Like all books do, it does have its flaws, (Namely that the whole 2nd series is the same as the first, just everyone is… older and has levelled up a few times), but for a young reader’s first steps into the great beyond, you can’t go wrong.
Tomorrow is the last day of this silly little challenge. I’m going to have to go out in style. Tomorrow, we’ll talk about Names…
I can’t do a book list without including this book. For everything that I love about storytelling, about epic journeys about larger than life characters (and smaller than average ones as well) came from the seeds this book planted.
Does it have its faults, indubitably. But it, beyond any other book, made 9 year old me want to turn the page. To find out what happened next. To see where the story led. I wanted to be a Ranger like Strider (though never a king like Aragorn, too much spotlight), A wizard like Gandalf, and a burglar like Bilbo Baggins.
I read it many times in my youth, and my original copies have cracked and broken bindings that are well past repair. I read it again, around the time the movies were released (cause I’m THAT kind of nerd) just to re-familiarize myself with the minutiae and there was still depth to the story that I missed as a child. Few books can do that.
I posted the cover to this version, because for one I had a hard time finding a cover that matched my original one and secondly, This is just the best damn picture of Gandalf ever. Thank you John Howe!
Here’s a version that isn’t battered and cracked.
As for what comes tomorrow, I’m somewhat torn as to which way I’ll go. It will either involve Magicians or Sorcerers. I haven’t quite decided yet.
I make no bones about my geekiness. I was, am and always will be a nerd.
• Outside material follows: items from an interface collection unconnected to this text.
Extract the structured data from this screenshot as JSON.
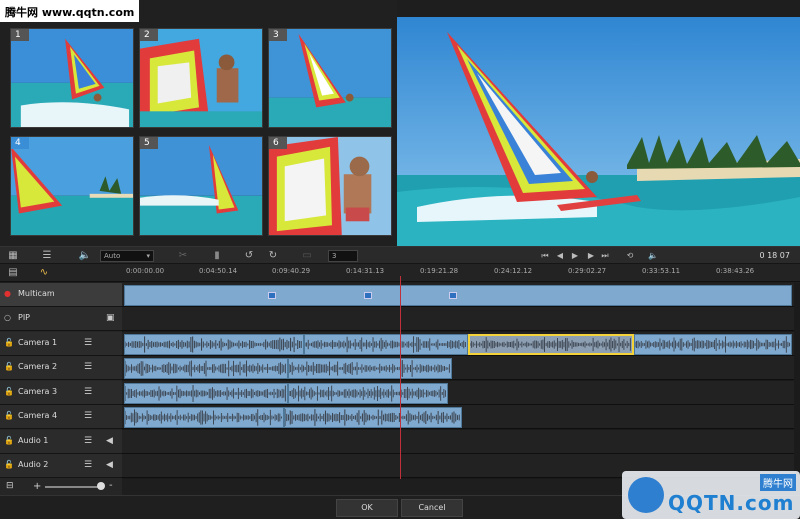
{
  "watermark": {
    "left": "腾牛网 www.qqtn.com",
    "right_brand": "QQTN.com",
    "right_cn": "腾牛网"
  },
  "cameras": [
    {
      "num": "1"
    },
    {
      "num": "2"
    },
    {
      "num": "3"
    },
    {
      "num": "4",
      "selected": true
    },
    {
      "num": "5"
    },
    {
      "num": "6"
    }
  ],
  "toolbar": {
    "grid_icon": "grid-icon",
    "list_icon": "list-icon",
    "volume_icon": "volume-icon",
    "mode_select": "Auto",
    "scissors_icon": "scissors-icon",
    "marker_icon": "marker-icon",
    "rotate_left_icon": "rotate-left-icon",
    "rotate_right_icon": "rotate-right-icon",
    "counter_value": "3",
    "timecode": "0 18 07",
    "timecode_frames": "07"
  },
  "ruler": {
    "labels": [
      "0:00:00.00",
      "0:04:50.14",
      "0:09:40.29",
      "0:14:31.13",
      "0:19:21.28",
      "0:24:12.12",
      "0:29:02.27",
      "0:33:53.11",
      "0:38:43.26"
    ]
  },
  "tracks": [
    {
      "name": "Multicam",
      "icon": "record-dot-icon",
      "kind": "multicam"
    },
    {
      "name": "PIP",
      "icon": "circle-icon",
      "kind": "pip"
    },
    {
      "name": "Camera 1",
      "icon": "lock-icon",
      "kind": "video"
    },
    {
      "name": "Camera 2",
      "icon": "lock-icon",
      "kind": "video"
    },
    {
      "name": "Camera 3",
      "icon": "lock-icon",
      "kind": "video"
    },
    {
      "name": "Camera 4",
      "icon": "lock-icon",
      "kind": "video"
    },
    {
      "name": "Audio 1",
      "icon": "lock-icon",
      "kind": "audio"
    },
    {
      "name": "Audio 2",
      "icon": "lock-icon",
      "kind": "audio"
    }
  ],
  "footer": {
    "ok": "OK",
    "cancel": "Cancel",
    "zoom_minus": "-",
    "zoom_plus": "+"
  },
  "colors": {
    "clip": "#7fa9cf",
    "highlight": "#f3d23a",
    "playhead": "#c0303a",
    "selected_badge": "#3a8ed6"
  }
}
As I blogged about fairly recently. I wouldn’t be who I am if it wasn’t for D&D. It fueled my imagination. It increased my vocabulary well beyond my grade level. It allowed me to make complex mathematical calculations in my head. It empowered me to make friends. It made me problem solve and develop both communication and teamwork skills. It allowed the introvert inside me to learn to sometimes be an extrovert. It was in fact, the genesis of everything that I can take credit for today.
And yes Dorothy, if you noticed that every single one of those skills is something I can translate on to a resume today, you wouldn’t be wrong.
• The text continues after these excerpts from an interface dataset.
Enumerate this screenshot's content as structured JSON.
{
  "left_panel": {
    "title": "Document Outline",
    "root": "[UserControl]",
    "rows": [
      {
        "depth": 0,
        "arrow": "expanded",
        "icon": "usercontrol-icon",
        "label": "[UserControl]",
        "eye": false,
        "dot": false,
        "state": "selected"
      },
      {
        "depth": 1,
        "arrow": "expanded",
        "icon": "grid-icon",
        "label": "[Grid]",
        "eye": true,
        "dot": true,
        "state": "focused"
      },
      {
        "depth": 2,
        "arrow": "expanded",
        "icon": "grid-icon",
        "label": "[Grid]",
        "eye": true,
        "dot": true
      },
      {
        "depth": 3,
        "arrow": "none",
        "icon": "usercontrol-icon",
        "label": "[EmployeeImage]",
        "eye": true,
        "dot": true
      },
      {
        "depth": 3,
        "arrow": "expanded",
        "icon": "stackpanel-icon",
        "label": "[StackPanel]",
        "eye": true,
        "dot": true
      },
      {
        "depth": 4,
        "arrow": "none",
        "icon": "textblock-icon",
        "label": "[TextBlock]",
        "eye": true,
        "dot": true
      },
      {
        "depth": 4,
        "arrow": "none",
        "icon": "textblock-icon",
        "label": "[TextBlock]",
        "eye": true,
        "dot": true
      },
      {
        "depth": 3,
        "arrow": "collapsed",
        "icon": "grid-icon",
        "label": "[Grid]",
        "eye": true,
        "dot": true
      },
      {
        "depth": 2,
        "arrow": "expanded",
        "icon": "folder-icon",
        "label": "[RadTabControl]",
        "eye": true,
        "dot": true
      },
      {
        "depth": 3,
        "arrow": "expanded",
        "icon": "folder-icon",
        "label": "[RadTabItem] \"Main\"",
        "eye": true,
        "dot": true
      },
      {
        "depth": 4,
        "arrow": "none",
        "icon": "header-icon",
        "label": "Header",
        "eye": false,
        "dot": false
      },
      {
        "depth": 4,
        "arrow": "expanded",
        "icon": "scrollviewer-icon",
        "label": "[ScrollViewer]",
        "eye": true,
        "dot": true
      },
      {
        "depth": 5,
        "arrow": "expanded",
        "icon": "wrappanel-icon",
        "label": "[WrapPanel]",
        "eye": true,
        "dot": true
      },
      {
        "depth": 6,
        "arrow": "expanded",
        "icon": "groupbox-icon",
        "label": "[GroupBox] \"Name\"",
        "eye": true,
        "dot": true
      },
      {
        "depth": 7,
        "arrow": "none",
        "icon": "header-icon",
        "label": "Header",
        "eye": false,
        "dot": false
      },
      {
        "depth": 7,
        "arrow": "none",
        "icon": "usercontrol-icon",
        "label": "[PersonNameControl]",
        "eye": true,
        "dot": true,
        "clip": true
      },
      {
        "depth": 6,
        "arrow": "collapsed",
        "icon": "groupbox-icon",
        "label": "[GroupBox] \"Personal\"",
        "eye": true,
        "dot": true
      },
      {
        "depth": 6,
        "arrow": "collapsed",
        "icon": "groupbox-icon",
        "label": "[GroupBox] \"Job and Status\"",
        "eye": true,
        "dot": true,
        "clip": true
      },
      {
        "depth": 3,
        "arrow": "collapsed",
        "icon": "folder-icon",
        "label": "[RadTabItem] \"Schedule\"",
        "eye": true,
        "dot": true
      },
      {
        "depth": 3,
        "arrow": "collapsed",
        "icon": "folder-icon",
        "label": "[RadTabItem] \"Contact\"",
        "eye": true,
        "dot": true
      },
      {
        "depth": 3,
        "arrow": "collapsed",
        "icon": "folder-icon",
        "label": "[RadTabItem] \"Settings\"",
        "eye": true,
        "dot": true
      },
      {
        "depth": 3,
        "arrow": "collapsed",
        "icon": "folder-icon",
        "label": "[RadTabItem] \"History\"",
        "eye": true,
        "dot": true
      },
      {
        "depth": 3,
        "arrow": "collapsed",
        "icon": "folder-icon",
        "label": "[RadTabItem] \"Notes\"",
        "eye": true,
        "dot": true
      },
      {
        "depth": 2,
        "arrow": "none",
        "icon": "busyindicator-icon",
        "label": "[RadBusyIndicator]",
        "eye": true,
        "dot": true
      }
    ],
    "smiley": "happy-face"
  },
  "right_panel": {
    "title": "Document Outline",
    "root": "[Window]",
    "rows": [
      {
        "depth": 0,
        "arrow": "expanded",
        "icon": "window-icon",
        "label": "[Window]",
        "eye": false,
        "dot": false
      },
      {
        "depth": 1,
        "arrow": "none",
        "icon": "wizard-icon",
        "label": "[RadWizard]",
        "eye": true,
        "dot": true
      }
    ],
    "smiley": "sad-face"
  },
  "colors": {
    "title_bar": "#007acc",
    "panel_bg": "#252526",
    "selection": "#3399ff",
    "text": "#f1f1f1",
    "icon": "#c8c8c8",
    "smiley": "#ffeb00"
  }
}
To anyone who reads this and fears D&D is evil and we’re all a bunch of Satanists bent on bringing about the apocalypse… 1) Please pry open that closed mind of yours and realize that D&D is nothing more than a tool to develop young minds into social, independent, smart, funny, radically thinking individuals who will amaze you with their skills. 2) Sod the Fuck off!
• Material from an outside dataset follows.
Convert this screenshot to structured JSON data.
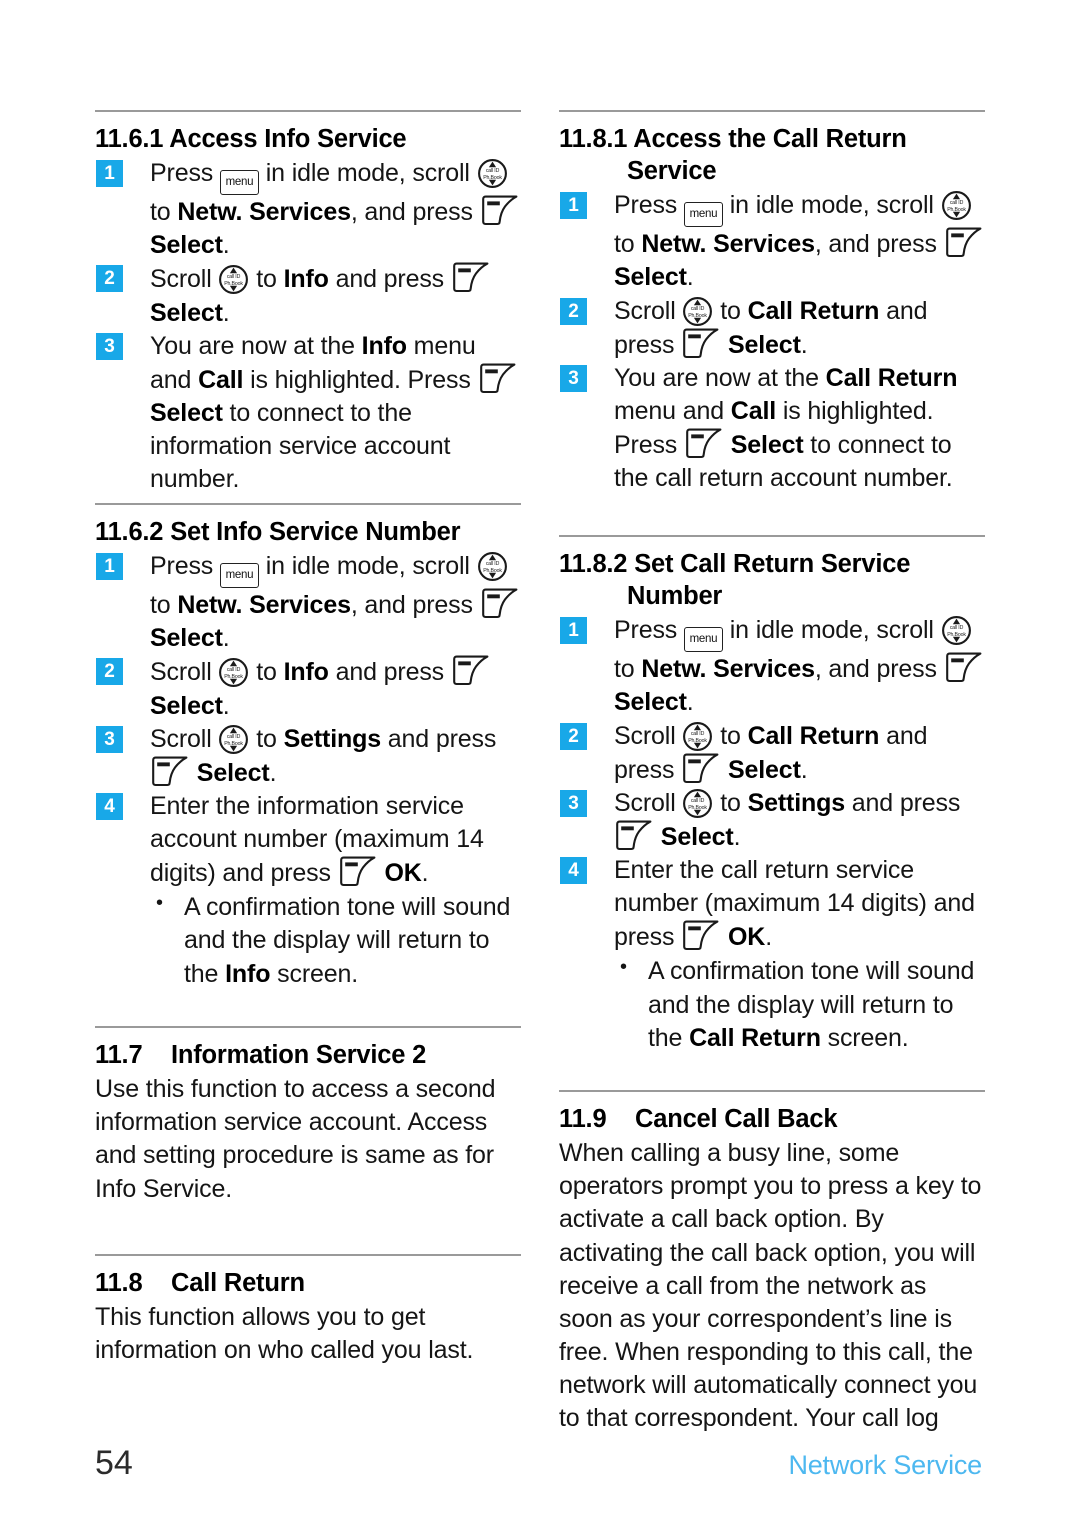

Tomorrow, we shall discuss dungeons deep and caverns old.
My wife says I have a “type”. What kind of type you ask? A type of woman? A type of speech? No, a type of book. She says that we can go into any bookstore and walk the shelves and she can spot my “type of book” almost instantly just by it’s cover. She’s not entirely wrong. I do have a type, though it’s not as evident as she may make it out to be.
My type generally lies somewhere between historical fiction and genre fantasy with a solid story for a backbone. Often its a series. More often than not, the main character is rogue-ish in demeanour or skillset. The covers often feature cloaked individuals performing roguishly nefarious deeds.
So without much preamble, the next book that I’m choosing is:
I inherited this book from my mother. I was bored one day, had nothing to read and she thrust it at me, warning me that it may just be a little too complex for me. I suspect it was to give her a moment’s peace more than anything else. “What’s it about,” I asked? “Merlin” was all she responded.